The Arakhnê.org Foundation Classes (AFC) is a collection of Java libraries (based on Maven) that provides a collection of utilities that are not provided in the standard Java API. Many utility classes are provided: file filters, progress indicators, arrays, collections, VM utilities, text utilities, math tools (point, vector, matrix, shape, etc.), widgets for AWT, Swing, and Android, a platform-independent graphical API, and more.
BitWrk is creating a marketplace where participants can buy or sell computing power like stocks in a stock exchange, using Bitcoin as currency. The client software can be integrated with existing, compute-intensive applications (e.g. rendering software), creating a big boost by harnessing the combined computing power of the BitWrk network. Sellers earn money by putting their hardware to work, offering an alternative to Bitcoin mining.
URL Router is a PHP class that can match URLs with routes for controllers and actions. It takes the definition of one or more routes with string expressions that define patterns to match given URLs. It supports a special route pattern syntax that allows defining how to extract the name of the controller and action from the URL. The class returns an array with the details of the matched route.
JS Measurer measures a webpage's width and height interactively. It lets the user define an area in the page by dragging the mouse pointer. The object renders the area outline as the mouse moves, showing the width and height of the area in pixels, as well the coordinates of the top-left corner of the area. A bookmarklet is also available, so this object can be used as a link placed, for instance, in the browser toolbar.
cipra is a simple, TAP-compatible Unit Testing Framework for C++. It's written in 100% standard C++11 and is only a couple of header files, making it easy to include in your C++11 project. TAP, the Test Anything Protocol, is a standard output format for software unit test frameworks which was originally designed for Perl, but can serve other languages. It has a rich number of tools ("harnesses") which parse TAP-formatted output and do useful things with it. TAP, however, is equally human-readable.
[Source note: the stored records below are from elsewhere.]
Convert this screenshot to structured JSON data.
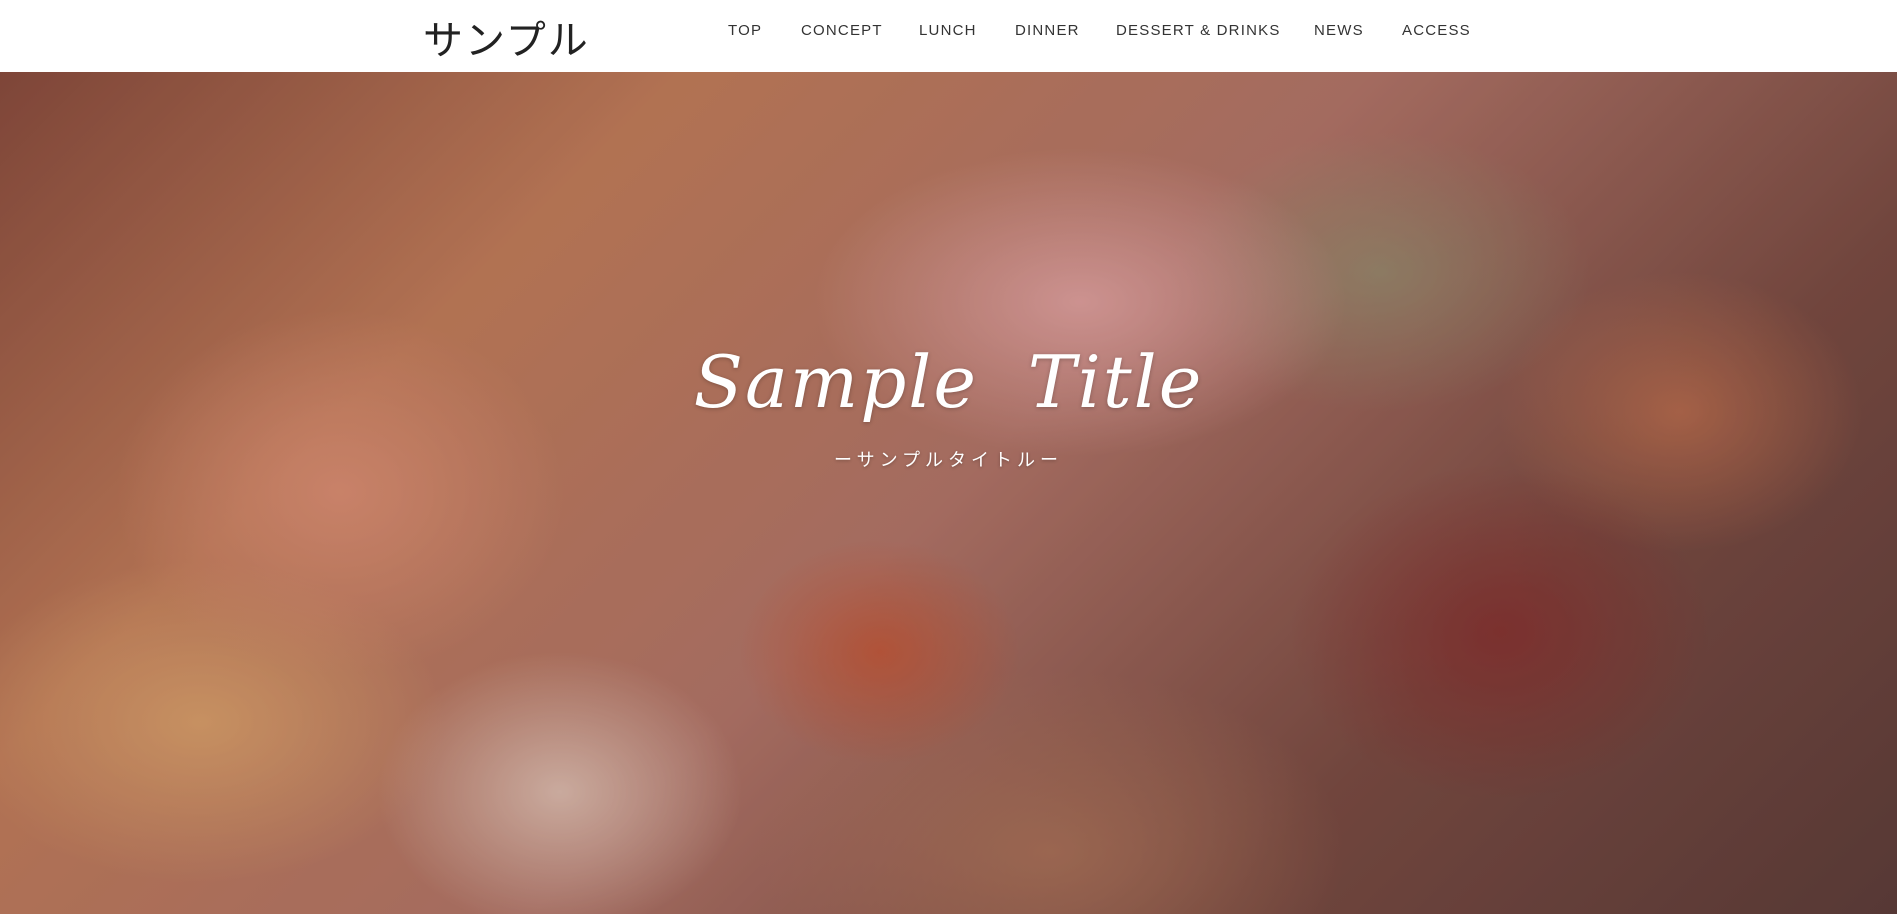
{
  "header": {
    "logo": "サンプル",
    "nav": [
      {
        "label": "TOP"
      },
      {
        "label": "CONCEPT"
      },
      {
        "label": "LUNCH"
      },
      {
        "label": "DINNER"
      },
      {
        "label": "DESSERT & DRINKS"
      },
      {
        "label": "NEWS"
      },
      {
        "label": "ACCESS"
      }
    ]
  },
  "hero": {
    "title": "Sample  Title",
    "subtitle": "ーサンプルタイトルー",
    "image_description": "photo-of-japanese-food-spread"
  },
  "colors": {
    "header_bg": "#ffffff",
    "nav_text": "#333333",
    "hero_text": "#ffffff"
  }
}
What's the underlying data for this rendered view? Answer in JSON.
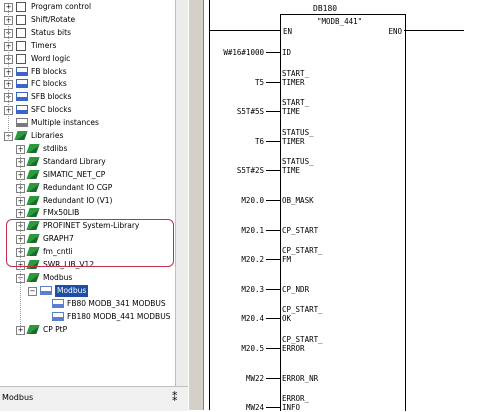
{
  "tree": {
    "items": [
      {
        "label": "Program control",
        "icon": "folder-icon",
        "expander": "+",
        "level": 1
      },
      {
        "label": "Shift/Rotate",
        "icon": "folder-icon",
        "expander": "+",
        "level": 1
      },
      {
        "label": "Status bits",
        "icon": "folder-icon",
        "expander": "+",
        "level": 1
      },
      {
        "label": "Timers",
        "icon": "folder-icon",
        "expander": "+",
        "level": 1
      },
      {
        "label": "Word logic",
        "icon": "folder-icon",
        "expander": "+",
        "level": 1
      },
      {
        "label": "FB blocks",
        "icon": "fb-block-icon",
        "expander": "+",
        "level": 1
      },
      {
        "label": "FC blocks",
        "icon": "fc-block-icon",
        "expander": "+",
        "level": 1
      },
      {
        "label": "SFB blocks",
        "icon": "sfb-block-icon",
        "expander": "+",
        "level": 1
      },
      {
        "label": "SFC blocks",
        "icon": "sfc-block-icon",
        "expander": "+",
        "level": 1
      },
      {
        "label": "Multiple instances",
        "icon": "multi-instance-icon",
        "expander": "",
        "level": 1
      },
      {
        "label": "Libraries",
        "icon": "library-icon",
        "expander": "-",
        "level": 1
      },
      {
        "label": "stdlibs",
        "icon": "library-icon",
        "expander": "+",
        "level": 2
      },
      {
        "label": "Standard Library",
        "icon": "library-icon",
        "expander": "+",
        "level": 2
      },
      {
        "label": "SIMATIC_NET_CP",
        "icon": "library-icon",
        "expander": "+",
        "level": 2
      },
      {
        "label": "Redundant IO CGP",
        "icon": "library-icon",
        "expander": "+",
        "level": 2
      },
      {
        "label": "Redundant IO (V1)",
        "icon": "library-icon",
        "expander": "+",
        "level": 2
      },
      {
        "label": "FMx50LIB",
        "icon": "library-icon",
        "expander": "+",
        "level": 2
      },
      {
        "label": "PROFINET System-Library",
        "icon": "library-icon",
        "expander": "+",
        "level": 2
      },
      {
        "label": "GRAPH7",
        "icon": "library-icon",
        "expander": "+",
        "level": 2
      },
      {
        "label": "fm_cntli",
        "icon": "library-icon",
        "expander": "+",
        "level": 2
      },
      {
        "label": "SWR_LIB_V12",
        "icon": "library-icon",
        "expander": "+",
        "level": 2
      },
      {
        "label": "Modbus",
        "icon": "library-icon",
        "expander": "-",
        "level": 2
      },
      {
        "label": "Modbus",
        "icon": "block-folder-icon",
        "expander": "-",
        "level": 3,
        "selected": true
      },
      {
        "label": "FB80   MODB_341   MODBUS",
        "icon": "function-block-icon",
        "expander": "",
        "level": 4
      },
      {
        "label": "FB180   MODB_441   MODBUS",
        "icon": "function-block-icon",
        "expander": "",
        "level": 4
      },
      {
        "label": "CP PtP",
        "icon": "library-icon",
        "expander": "+",
        "level": 2
      }
    ]
  },
  "status": {
    "text": "Modbus",
    "help_icon": "help-cursor-icon"
  },
  "block": {
    "db": "DB180",
    "name": "\"MODB_441\"",
    "en": "EN",
    "eno": "ENO",
    "inputs": [
      {
        "actual": "W#16#1000",
        "pin": "ID"
      },
      {
        "actual": "T5",
        "pin": "START_\nTIMER"
      },
      {
        "actual": "S5T#5S",
        "pin": "START_\nTIME"
      },
      {
        "actual": "T6",
        "pin": "STATUS_\nTIMER"
      },
      {
        "actual": "S5T#2S",
        "pin": "STATUS_\nTIME"
      },
      {
        "actual": "M20.0",
        "pin": "OB_MASK"
      },
      {
        "actual": "M20.1",
        "pin": "CP_START"
      },
      {
        "actual": "M20.2",
        "pin": "CP_START_\nFM"
      },
      {
        "actual": "M20.3",
        "pin": "CP_NDR"
      },
      {
        "actual": "M20.4",
        "pin": "CP_START_\nOK"
      },
      {
        "actual": "M20.5",
        "pin": "CP_START_\nERROR"
      },
      {
        "actual": "MW22",
        "pin": "ERROR_NR"
      },
      {
        "actual": "MW24",
        "pin": "ERROR_\nINFO"
      }
    ]
  },
  "colors": {
    "selection": "#1e4fa3",
    "highlight_frame": "#c0304a",
    "folder": "#e8c23a",
    "library": "#2a9a3a"
  }
}
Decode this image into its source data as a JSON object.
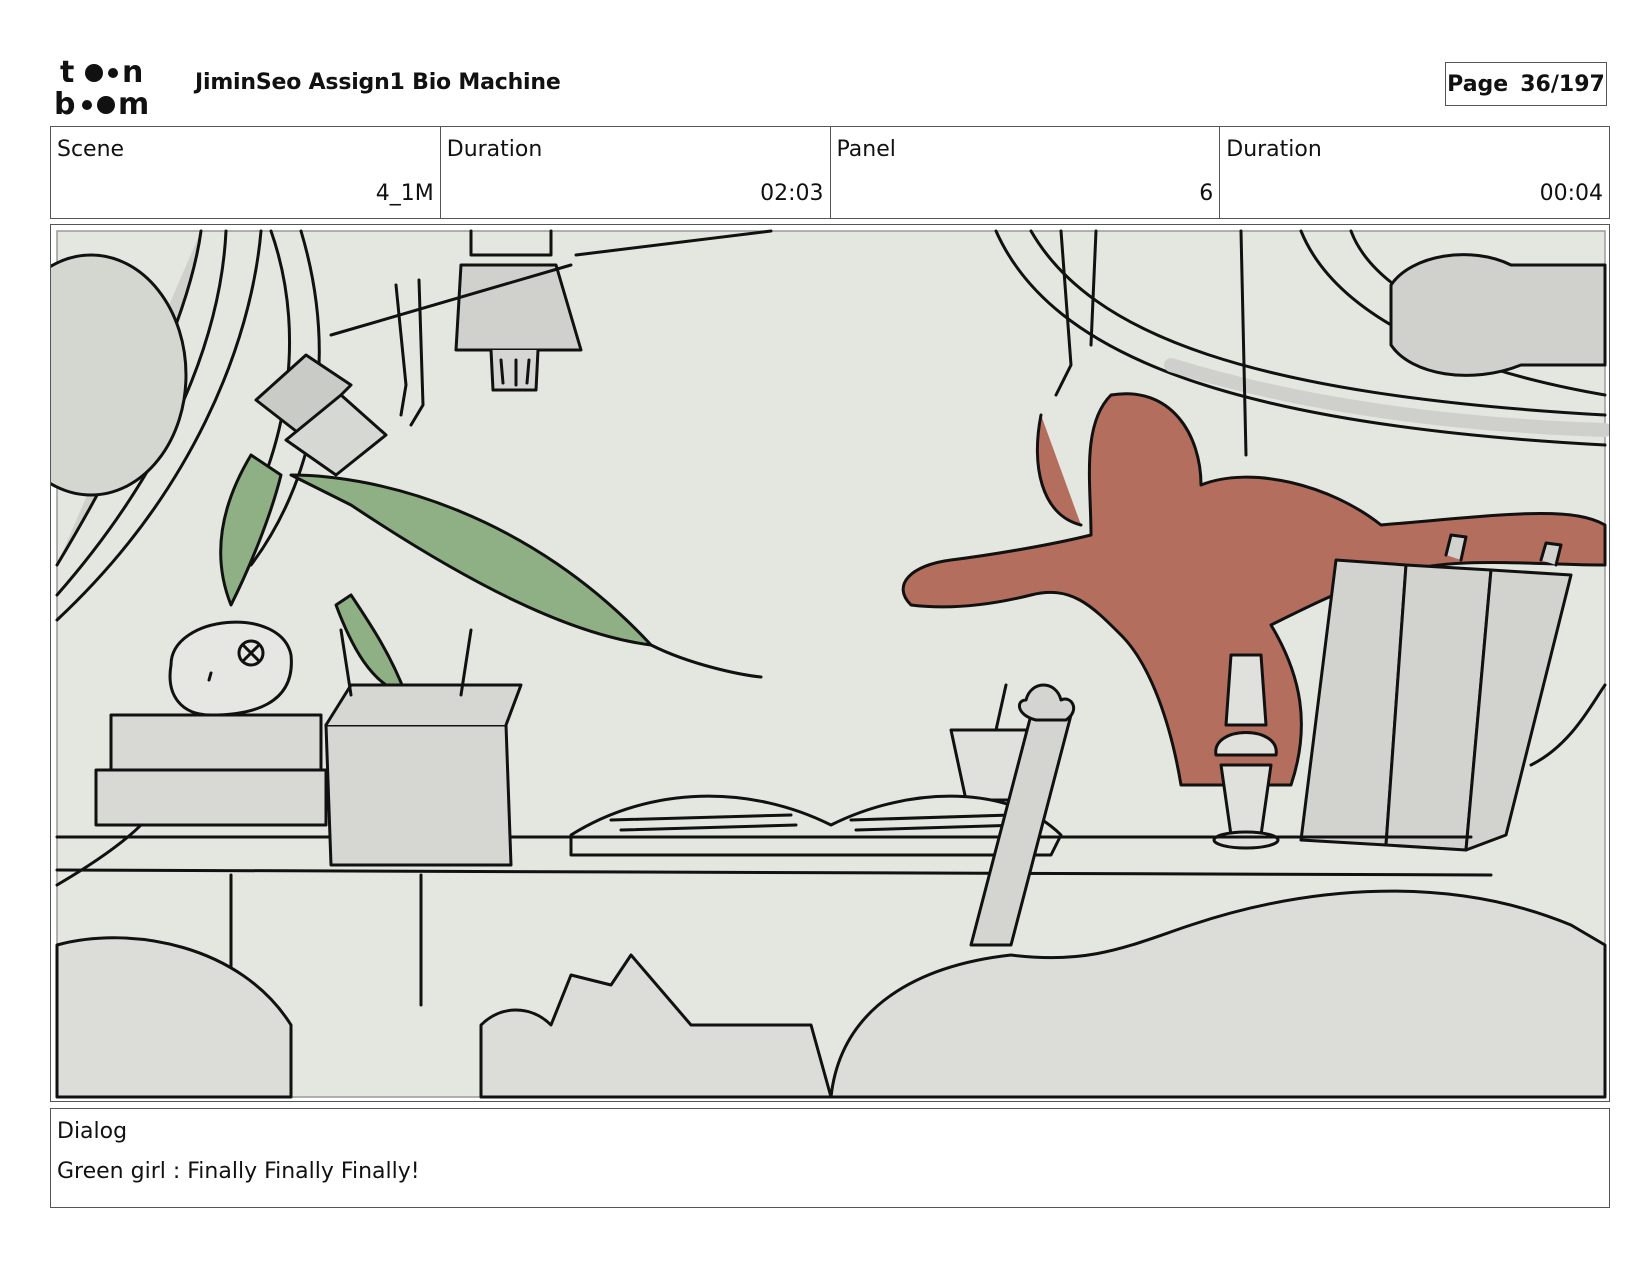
{
  "header": {
    "logo_text": "toon boom",
    "title": "JiminSeo Assign1 Bio Machine",
    "page_label": "Page",
    "page_value": "36/197"
  },
  "info": {
    "scene_label": "Scene",
    "scene_value": "4_1M",
    "scene_duration_label": "Duration",
    "scene_duration_value": "02:03",
    "panel_label": "Panel",
    "panel_value": "6",
    "panel_duration_label": "Duration",
    "panel_duration_value": "00:04"
  },
  "dialog": {
    "label": "Dialog",
    "text": "Green girl : Finally Finally Finally!"
  },
  "colors": {
    "background_wash": "#e4e6e0",
    "green_plant": "#8fb084",
    "red_figure": "#b46e5e",
    "grey_tone": "#d0d0cc",
    "ink": "#111111"
  }
}
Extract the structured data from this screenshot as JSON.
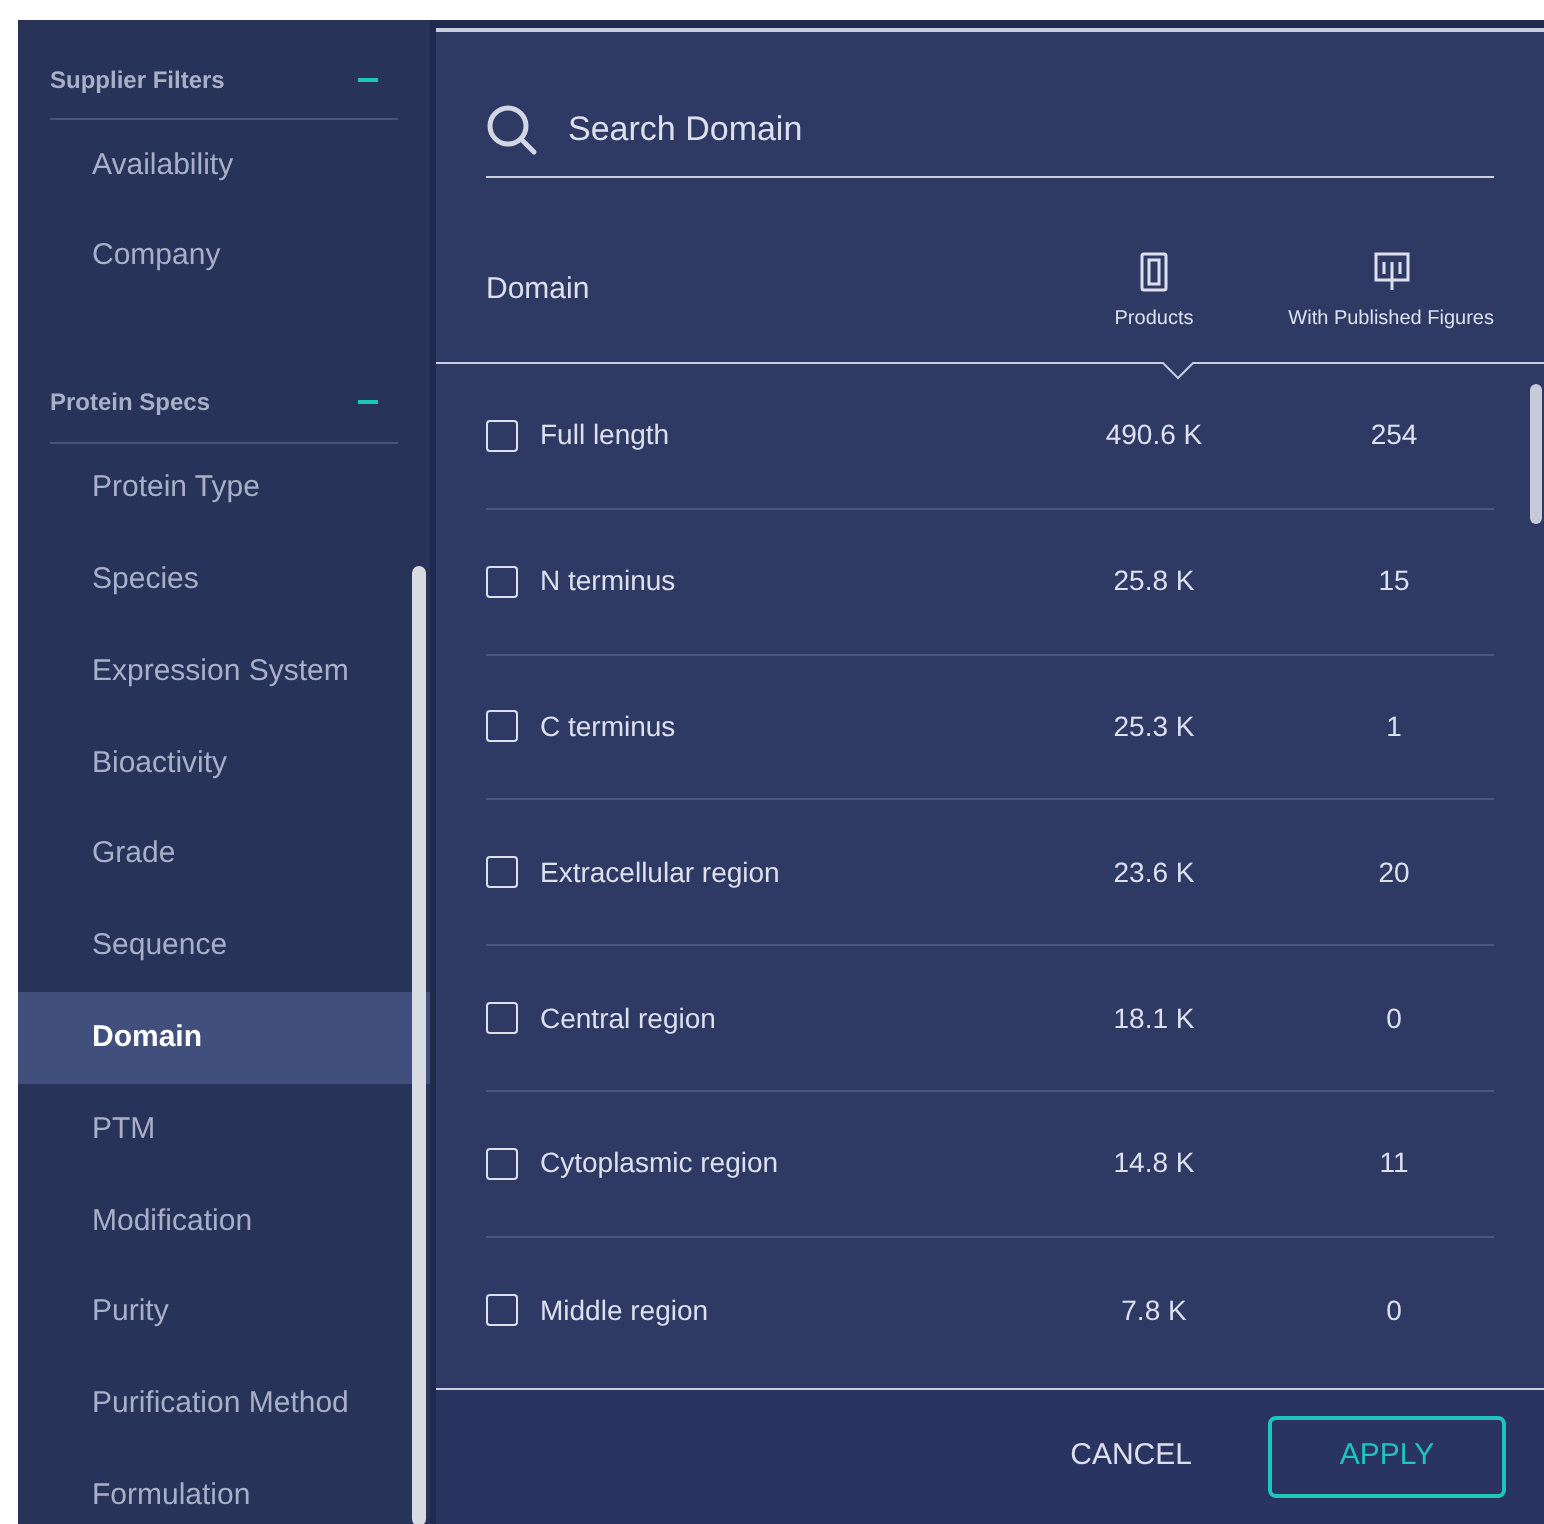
{
  "sidebar": {
    "groups": [
      {
        "title": "Supplier Filters",
        "expanded": true,
        "items": [
          {
            "label": "Availability",
            "selected": false
          },
          {
            "label": "Company",
            "selected": false
          }
        ]
      },
      {
        "title": "Protein Specs",
        "expanded": true,
        "items": [
          {
            "label": "Protein Type",
            "selected": false
          },
          {
            "label": "Species",
            "selected": false
          },
          {
            "label": "Expression System",
            "selected": false
          },
          {
            "label": "Bioactivity",
            "selected": false
          },
          {
            "label": "Grade",
            "selected": false
          },
          {
            "label": "Sequence",
            "selected": false
          },
          {
            "label": "Domain",
            "selected": true
          },
          {
            "label": "PTM",
            "selected": false
          },
          {
            "label": "Modification",
            "selected": false
          },
          {
            "label": "Purity",
            "selected": false
          },
          {
            "label": "Purification Method",
            "selected": false
          },
          {
            "label": "Formulation",
            "selected": false
          }
        ]
      }
    ]
  },
  "dialog": {
    "search": {
      "placeholder": "Search Domain"
    },
    "columns": {
      "name": "Domain",
      "products": "Products",
      "figures": "With Published Figures"
    },
    "rows": [
      {
        "label": "Full length",
        "products": "490.6 K",
        "figures": "254",
        "checked": false
      },
      {
        "label": "N terminus",
        "products": "25.8 K",
        "figures": "15",
        "checked": false
      },
      {
        "label": "C terminus",
        "products": "25.3 K",
        "figures": "1",
        "checked": false
      },
      {
        "label": "Extracellular region",
        "products": "23.6 K",
        "figures": "20",
        "checked": false
      },
      {
        "label": "Central region",
        "products": "18.1 K",
        "figures": "0",
        "checked": false
      },
      {
        "label": "Cytoplasmic region",
        "products": "14.8 K",
        "figures": "11",
        "checked": false
      },
      {
        "label": "Middle region",
        "products": "7.8 K",
        "figures": "0",
        "checked": false
      }
    ],
    "buttons": {
      "cancel": "CANCEL",
      "apply": "APPLY"
    }
  }
}
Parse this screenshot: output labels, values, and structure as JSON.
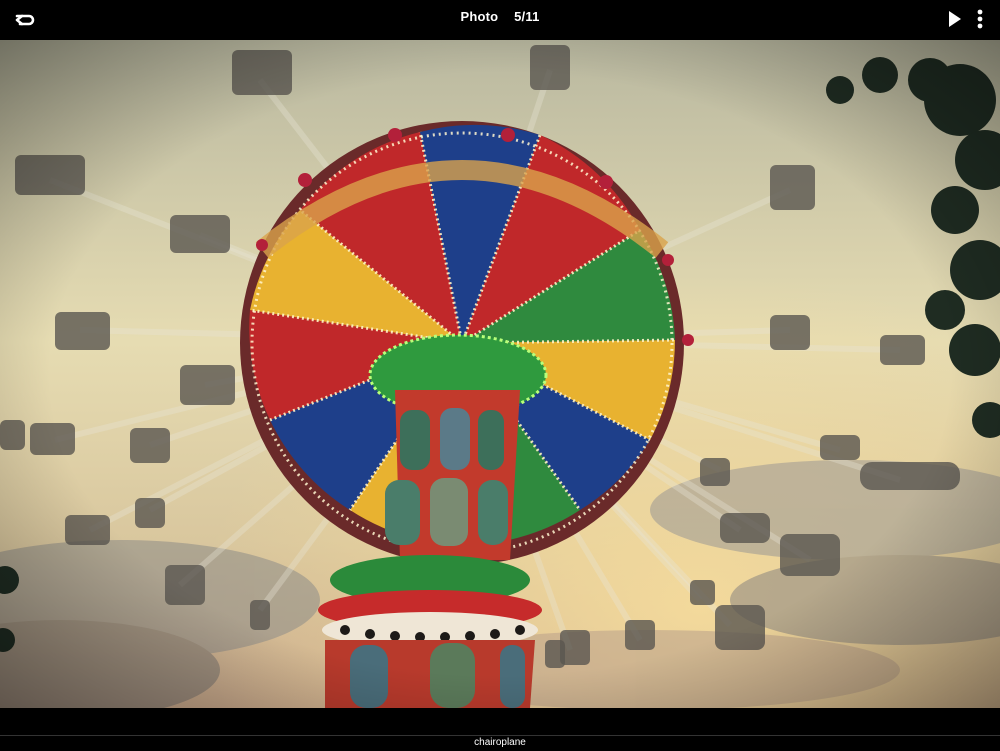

The name cipra (pronounced /ˈʃi.pɾaː/ "SHEE-prah") comes from the lojban phrase "lo cipra", which means "the test". It is properly written with an initial minuscule "c", even when at the start of a sentence.